Here’s the nightmare and it’s a vivid one:

The boss finds someone who did something wrong and she hassles/disciplines/humiliates/fires her.

If you are not wrong, the above is not going to happen to you.

On the other hand, there is the other scenario:

The boss finds someone who did not start anything, who never starts, who always studies or criticizes or plays devil’s advocate, and she hassles/disciplines/humiliates/fires her.

Oh, sorry for teasing you, the above never happens. People who initiates nothing at work are hardly fired.

The typical factory-centric mindset places a premium on no-wrong, and spends no time at all weeding out those who don’t start.

In the connection economy we live in today, the innovation-focused organisation has no choice but to obsess about and weed out those who don’t start.

Today, not starting is far, far worse than being wrong.
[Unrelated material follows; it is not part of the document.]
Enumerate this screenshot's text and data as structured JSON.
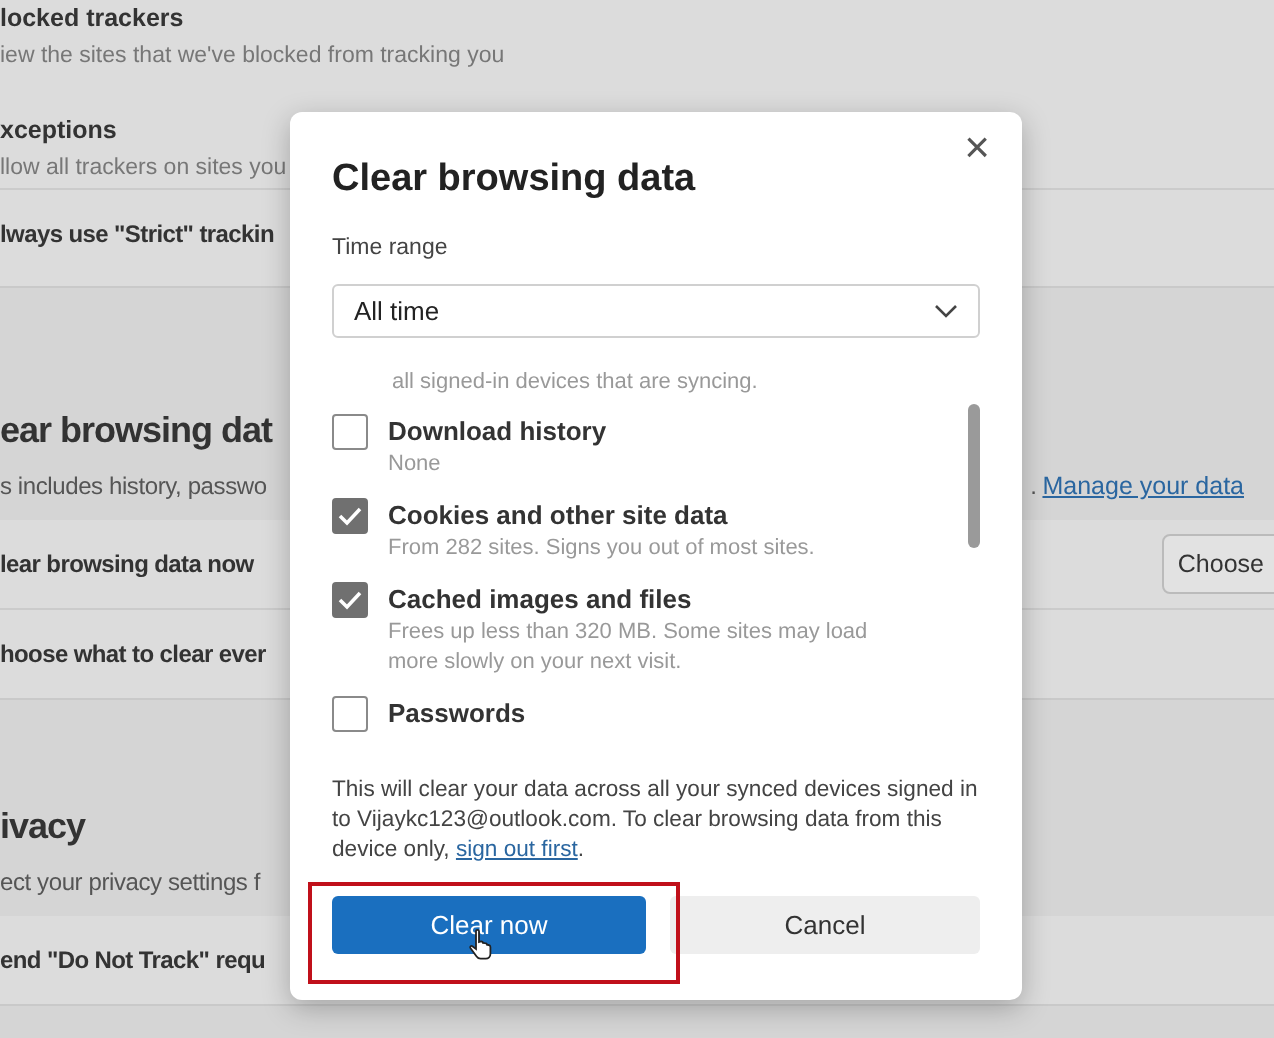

If you start, you have got a shot at evolving and adjusting, fixing and improving drip by drip. You can turn your wrong into a right. But if you don’t start, you never get a chance.

Its okay to be wrong, as long as you are improving. Keeping it safe is no longer safe anyone.

People who bring change are people who don’t fit in. Fit in long enough you become invisible. When you fear being wrong, you lose forward mobility.

If you don’t risk anything, you risk even more.